1% for Art!

Cartoon by Jean-Francois Batellier, self-published in Paris, France in 1979.

Since May 2012, some projects may choose to dedicate a portion of their 1% Art requirement to the City’s Public Art Trust. To read more about the requirements, and the Public Art Trust, please read the Public Art Requirement Fact Sheet.

In 2013, Section 429 of the Planning Code was amended to expand the public art requirement to all non-residential projects that involve a new building or addition in excess of 25,000 square feet in 15 zoning districts, concentrated in sections north of downtown along the waterfront, most of the South of Market, Dogpatch, and parts of the Mission District. Read a summary of the current requirements for Public Art.

The 1985 Downtown Plan

In San Francisco, POPOS mostly appear in the Downtown office district area. Prior to 1985, developers provided POPOS under three general circumstances: voluntarily, in exchange for a density bonus, or as a condition of approval. The 1985 Downtown Plan created the first systemic requirements for developers to provide publicly accessible open space as a part of projects in C-3 Districts. The goal was to “provide in the downtown quality open space in sufficient quantity and variety to meet the needs of downtown workers, residents and visitors.” (See Planning Code Section 138 for regulations). Since then, project sponsors for residential projects may provide POPOS instead of their required open spaces in the Downtown Residential (DTR) and Eastern Neighborhoods (Section 135 of the Planning Code).

Today’s Downtown Gallery

More than 25 years since the adoption of the Downtown Plan, downtown has seen the growth of an extensive outdoor gallery that enriches the environment for workers and tourists alike. The spirit of the 1% for Art requirement is to ensure that the public has access to high-quality and variety in art. To help catalog the Downtown public art gallery and to increase public access to this art, the Planning Department has created a map displaying the locations and images of public art in the downtown district (see Map tab), and a printable guide available for download: Today’s Downtown Gallery. About the Downtown Plan

The groundbreaking “Downtown Plan,” adopted in 1985, was developed under the fundamental assumption that significant employment and office development growth would occur. New commercial development would provide new revenue sources to cover a portion of the costs of necessary urban service improvements. Specific programs were created to satisfy needs for additional housing, transit, childcare, open space, and art.

Our Route
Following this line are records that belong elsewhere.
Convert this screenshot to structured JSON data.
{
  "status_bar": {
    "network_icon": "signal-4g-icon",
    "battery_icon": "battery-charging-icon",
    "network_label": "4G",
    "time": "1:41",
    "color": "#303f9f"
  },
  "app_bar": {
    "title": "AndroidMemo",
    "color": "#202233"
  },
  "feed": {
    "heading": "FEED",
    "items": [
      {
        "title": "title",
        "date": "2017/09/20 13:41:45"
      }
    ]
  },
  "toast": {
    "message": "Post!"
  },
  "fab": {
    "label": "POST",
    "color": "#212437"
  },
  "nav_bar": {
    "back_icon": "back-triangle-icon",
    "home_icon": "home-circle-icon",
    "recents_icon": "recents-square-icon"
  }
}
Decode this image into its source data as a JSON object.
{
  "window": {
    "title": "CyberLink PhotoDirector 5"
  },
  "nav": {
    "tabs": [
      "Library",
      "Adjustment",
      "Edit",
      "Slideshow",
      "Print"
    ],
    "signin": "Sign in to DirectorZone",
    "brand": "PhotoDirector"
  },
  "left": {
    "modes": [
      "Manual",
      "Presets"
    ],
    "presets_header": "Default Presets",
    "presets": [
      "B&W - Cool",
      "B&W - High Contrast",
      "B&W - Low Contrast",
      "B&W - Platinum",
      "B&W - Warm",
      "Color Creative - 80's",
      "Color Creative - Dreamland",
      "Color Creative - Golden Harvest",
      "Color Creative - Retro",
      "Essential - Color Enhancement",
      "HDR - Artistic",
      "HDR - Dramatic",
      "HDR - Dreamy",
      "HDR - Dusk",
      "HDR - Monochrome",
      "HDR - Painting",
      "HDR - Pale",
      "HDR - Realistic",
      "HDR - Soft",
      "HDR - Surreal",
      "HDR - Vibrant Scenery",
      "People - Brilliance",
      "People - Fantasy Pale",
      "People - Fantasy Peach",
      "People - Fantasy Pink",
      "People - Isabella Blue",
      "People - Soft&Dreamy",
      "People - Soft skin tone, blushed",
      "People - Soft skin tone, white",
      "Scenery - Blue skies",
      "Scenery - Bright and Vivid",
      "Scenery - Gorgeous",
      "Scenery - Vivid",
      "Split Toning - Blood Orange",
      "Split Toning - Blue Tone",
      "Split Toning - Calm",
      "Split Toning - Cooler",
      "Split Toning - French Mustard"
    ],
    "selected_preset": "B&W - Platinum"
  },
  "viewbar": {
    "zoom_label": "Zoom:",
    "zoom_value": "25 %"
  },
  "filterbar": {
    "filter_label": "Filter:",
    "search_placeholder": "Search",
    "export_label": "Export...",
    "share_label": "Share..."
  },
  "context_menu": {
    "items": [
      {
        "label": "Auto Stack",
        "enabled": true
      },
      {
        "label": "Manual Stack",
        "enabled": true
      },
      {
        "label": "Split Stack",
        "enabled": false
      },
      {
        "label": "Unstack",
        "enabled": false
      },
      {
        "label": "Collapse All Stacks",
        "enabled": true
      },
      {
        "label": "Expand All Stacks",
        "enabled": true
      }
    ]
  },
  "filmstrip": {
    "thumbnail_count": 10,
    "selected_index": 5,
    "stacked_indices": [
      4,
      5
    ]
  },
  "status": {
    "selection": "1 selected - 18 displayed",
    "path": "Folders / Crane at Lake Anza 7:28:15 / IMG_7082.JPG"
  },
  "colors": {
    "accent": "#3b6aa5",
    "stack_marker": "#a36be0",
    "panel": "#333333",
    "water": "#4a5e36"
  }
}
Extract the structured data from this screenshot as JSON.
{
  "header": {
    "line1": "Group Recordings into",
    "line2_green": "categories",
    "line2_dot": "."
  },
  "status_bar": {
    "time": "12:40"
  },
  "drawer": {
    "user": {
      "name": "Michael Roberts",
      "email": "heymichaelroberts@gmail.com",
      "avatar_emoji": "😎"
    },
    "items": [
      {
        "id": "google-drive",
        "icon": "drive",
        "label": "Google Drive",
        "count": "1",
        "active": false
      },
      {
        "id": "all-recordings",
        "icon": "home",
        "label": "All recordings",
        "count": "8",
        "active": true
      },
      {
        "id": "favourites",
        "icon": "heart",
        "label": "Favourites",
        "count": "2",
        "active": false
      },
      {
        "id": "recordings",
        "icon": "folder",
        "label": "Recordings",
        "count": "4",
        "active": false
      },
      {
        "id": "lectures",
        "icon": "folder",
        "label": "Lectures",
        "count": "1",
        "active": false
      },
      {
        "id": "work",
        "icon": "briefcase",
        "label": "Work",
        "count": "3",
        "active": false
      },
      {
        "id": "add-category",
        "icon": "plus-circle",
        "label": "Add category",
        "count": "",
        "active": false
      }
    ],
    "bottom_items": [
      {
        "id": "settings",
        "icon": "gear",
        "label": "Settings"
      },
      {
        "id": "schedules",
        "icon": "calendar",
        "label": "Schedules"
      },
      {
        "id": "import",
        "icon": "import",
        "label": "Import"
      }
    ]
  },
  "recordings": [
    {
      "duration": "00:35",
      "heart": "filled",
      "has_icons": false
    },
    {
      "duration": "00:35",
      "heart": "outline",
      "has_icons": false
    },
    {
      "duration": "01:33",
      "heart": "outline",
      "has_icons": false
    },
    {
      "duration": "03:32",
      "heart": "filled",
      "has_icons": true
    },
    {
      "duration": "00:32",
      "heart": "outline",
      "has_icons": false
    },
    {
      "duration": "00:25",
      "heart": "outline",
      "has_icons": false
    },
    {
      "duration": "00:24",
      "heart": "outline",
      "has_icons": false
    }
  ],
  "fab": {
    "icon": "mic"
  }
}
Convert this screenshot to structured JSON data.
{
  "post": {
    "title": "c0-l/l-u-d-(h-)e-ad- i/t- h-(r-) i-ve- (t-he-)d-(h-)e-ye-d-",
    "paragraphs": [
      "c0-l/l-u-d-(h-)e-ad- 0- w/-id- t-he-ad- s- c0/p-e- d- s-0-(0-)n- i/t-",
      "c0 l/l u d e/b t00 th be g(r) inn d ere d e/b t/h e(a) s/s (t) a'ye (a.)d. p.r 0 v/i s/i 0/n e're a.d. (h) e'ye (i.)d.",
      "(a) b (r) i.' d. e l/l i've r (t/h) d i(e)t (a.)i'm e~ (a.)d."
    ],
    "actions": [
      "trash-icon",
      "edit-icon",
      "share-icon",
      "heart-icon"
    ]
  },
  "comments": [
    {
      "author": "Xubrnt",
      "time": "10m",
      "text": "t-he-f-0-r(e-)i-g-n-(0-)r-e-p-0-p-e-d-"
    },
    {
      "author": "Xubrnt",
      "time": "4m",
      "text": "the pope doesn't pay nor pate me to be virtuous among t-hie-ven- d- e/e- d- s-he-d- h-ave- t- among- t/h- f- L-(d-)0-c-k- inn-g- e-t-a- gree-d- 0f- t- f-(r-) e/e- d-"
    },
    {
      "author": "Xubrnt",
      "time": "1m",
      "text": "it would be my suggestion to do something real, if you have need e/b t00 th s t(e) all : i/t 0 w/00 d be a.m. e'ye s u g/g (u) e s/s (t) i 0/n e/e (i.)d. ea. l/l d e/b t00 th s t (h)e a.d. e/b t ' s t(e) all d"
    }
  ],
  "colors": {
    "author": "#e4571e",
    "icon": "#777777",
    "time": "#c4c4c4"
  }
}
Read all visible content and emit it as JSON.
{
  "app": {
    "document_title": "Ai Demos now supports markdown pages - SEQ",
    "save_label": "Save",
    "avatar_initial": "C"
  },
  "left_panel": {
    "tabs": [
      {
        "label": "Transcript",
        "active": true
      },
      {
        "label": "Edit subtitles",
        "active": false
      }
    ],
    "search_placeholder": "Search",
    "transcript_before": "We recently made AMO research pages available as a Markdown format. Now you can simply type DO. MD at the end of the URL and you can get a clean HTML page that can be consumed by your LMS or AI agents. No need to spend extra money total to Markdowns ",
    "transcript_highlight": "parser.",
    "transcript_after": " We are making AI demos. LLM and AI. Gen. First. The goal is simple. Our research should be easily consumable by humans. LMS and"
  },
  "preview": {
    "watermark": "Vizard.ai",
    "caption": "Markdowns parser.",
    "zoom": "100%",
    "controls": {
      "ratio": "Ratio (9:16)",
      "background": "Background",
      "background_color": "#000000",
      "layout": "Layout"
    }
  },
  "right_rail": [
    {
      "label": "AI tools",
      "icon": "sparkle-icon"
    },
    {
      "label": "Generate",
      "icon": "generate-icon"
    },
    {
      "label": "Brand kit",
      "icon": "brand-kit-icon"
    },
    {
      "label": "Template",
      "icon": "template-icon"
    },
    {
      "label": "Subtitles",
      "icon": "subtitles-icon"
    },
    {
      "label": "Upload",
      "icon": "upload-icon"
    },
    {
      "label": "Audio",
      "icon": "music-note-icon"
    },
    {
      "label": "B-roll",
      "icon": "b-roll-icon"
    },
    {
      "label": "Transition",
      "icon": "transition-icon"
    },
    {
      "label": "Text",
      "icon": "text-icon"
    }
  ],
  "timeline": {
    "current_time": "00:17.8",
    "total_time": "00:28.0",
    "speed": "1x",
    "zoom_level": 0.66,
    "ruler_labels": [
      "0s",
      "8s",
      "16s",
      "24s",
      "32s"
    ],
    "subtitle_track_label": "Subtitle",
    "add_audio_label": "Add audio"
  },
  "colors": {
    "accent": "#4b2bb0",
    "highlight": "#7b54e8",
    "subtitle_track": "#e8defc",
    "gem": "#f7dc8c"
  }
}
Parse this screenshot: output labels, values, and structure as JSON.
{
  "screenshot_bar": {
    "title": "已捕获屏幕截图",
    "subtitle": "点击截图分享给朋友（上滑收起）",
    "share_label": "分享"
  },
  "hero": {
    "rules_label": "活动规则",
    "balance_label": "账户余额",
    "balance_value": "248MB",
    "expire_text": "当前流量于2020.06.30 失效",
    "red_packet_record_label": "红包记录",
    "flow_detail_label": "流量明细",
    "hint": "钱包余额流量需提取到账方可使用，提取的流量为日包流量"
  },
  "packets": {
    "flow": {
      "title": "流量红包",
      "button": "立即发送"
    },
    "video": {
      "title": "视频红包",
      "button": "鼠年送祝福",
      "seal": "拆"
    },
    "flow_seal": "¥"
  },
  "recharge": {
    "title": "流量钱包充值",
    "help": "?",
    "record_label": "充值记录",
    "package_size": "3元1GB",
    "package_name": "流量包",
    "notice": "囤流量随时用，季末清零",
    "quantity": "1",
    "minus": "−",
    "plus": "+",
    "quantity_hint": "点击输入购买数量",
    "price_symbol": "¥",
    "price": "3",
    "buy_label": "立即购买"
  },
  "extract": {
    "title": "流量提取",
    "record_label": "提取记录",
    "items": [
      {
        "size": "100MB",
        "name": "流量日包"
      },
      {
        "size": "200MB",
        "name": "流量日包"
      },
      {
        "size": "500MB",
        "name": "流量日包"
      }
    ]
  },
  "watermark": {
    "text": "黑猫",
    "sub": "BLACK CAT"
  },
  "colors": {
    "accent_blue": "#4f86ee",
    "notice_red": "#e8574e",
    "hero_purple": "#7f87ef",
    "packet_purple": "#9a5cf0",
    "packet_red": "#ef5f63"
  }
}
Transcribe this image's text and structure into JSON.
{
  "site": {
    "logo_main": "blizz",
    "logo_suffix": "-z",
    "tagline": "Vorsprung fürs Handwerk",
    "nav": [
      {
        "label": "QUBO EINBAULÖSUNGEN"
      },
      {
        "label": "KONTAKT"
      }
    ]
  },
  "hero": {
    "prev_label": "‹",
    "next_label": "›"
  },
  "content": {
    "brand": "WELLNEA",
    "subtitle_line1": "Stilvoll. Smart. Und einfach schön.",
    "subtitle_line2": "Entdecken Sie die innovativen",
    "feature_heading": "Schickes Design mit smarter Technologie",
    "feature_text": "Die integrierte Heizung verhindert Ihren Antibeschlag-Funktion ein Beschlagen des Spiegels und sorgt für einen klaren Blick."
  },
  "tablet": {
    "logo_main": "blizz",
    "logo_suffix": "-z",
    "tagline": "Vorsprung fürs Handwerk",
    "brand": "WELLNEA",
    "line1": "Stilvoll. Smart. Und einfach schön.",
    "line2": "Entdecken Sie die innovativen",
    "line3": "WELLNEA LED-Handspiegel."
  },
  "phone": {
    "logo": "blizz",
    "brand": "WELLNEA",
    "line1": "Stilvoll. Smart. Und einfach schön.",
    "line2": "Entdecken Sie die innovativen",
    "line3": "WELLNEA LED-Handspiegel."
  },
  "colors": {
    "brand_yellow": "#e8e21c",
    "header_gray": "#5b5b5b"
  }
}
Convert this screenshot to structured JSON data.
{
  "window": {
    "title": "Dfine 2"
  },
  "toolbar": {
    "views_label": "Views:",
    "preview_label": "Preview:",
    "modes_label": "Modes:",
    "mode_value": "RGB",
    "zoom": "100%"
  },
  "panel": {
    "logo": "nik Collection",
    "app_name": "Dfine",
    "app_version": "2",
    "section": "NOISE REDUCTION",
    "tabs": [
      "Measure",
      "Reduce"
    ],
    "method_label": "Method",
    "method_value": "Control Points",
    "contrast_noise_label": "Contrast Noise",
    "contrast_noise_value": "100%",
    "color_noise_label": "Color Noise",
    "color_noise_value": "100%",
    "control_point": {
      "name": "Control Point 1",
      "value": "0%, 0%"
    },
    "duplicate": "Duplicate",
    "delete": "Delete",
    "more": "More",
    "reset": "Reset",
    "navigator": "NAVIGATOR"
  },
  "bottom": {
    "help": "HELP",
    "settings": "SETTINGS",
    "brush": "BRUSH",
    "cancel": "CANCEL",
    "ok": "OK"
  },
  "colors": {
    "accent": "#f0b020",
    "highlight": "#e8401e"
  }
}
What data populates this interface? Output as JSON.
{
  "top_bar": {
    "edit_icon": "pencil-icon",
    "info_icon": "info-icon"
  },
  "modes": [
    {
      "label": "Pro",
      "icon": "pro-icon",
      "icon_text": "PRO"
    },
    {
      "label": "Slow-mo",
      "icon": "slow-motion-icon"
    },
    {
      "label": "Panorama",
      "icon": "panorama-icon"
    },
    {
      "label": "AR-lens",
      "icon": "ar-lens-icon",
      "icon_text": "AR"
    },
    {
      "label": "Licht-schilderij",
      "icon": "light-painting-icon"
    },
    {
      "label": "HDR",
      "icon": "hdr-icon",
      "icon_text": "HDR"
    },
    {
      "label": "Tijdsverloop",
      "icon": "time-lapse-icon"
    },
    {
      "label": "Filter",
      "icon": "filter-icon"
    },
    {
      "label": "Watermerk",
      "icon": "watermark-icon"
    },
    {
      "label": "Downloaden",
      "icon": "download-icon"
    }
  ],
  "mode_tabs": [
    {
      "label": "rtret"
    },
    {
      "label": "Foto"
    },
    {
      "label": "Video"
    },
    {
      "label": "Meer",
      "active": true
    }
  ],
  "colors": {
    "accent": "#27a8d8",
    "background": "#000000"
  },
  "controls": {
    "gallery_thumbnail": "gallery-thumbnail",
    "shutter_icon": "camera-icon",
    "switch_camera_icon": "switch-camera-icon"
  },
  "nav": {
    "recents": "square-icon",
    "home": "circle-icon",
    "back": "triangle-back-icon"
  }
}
1. Crocker Galleria roof garden
2. Trinity Alley
3. 555 California: The Banker’s Heart
4. 456 Montgomery
5. 343 Sansome
7. 345 California (x2)
8. 100 Pine Street (from Front)
9. 425 Market
10. 14 Fremont
11. 100 First Plaza—Sun Terrace
12. 25 Jessie
13. 49 Stevenson
14. 525 Market
15. 555/575 Market
16. 595 Market
17. 55 Second
18. 555 Mission
19. 101 Second
20. 235 Second
21. Marathon Plaza
22. 222 Second